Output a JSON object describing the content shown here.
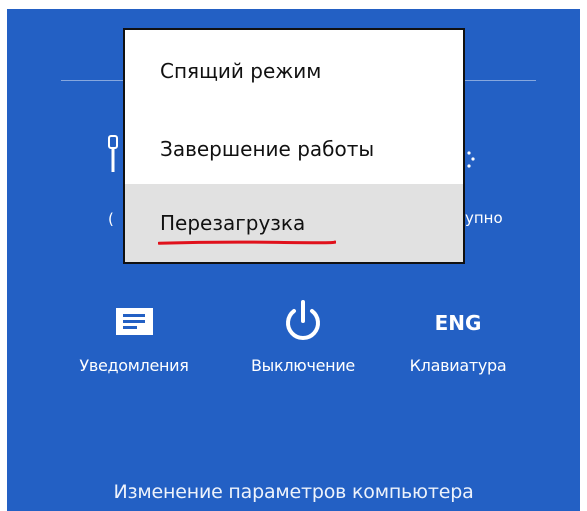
{
  "charm_panel": {
    "background_color": "#2360c4",
    "partial_left_label": "(",
    "partial_right_label": "упно",
    "tiles": [
      {
        "label": "Уведомления",
        "icon": "notifications-icon"
      },
      {
        "label": "Выключение",
        "icon": "power-icon"
      },
      {
        "label": "Клавиатура",
        "icon": "keyboard-language-icon",
        "icon_text": "ENG"
      }
    ],
    "footer_link": "Изменение параметров компьютера"
  },
  "power_menu": {
    "items": [
      {
        "label": "Спящий режим"
      },
      {
        "label": "Завершение работы"
      },
      {
        "label": "Перезагрузка",
        "selected": true,
        "annotation": "red-underline"
      }
    ],
    "highlight_color": "#e1e1e1",
    "annotation_color": "#e0111b"
  }
}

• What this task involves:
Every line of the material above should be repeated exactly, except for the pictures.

• Answer box:
Output a JSON object describing the content shown here.
{
  "charm_panel": {
    "background_color": "#2360c4",
    "partial_left_label": "(",
    "partial_right_label": "упно",
    "tiles": [
      {
        "label": "Уведомления",
        "icon": "notifications-icon"
      },
      {
        "label": "Выключение",
        "icon": "power-icon"
      },
      {
        "label": "Клавиатура",
        "icon": "keyboard-language-icon",
        "icon_text": "ENG"
      }
    ],
    "footer_link": "Изменение параметров компьютера"
  },
  "power_menu": {
    "items": [
      {
        "label": "Спящий режим"
      },
      {
        "label": "Завершение работы"
      },
      {
        "label": "Перезагрузка",
        "selected": true,
        "annotation": "red-underline"
      }
    ],
    "highlight_color": "#e1e1e1",
    "annotation_color": "#e0111b"
  }
}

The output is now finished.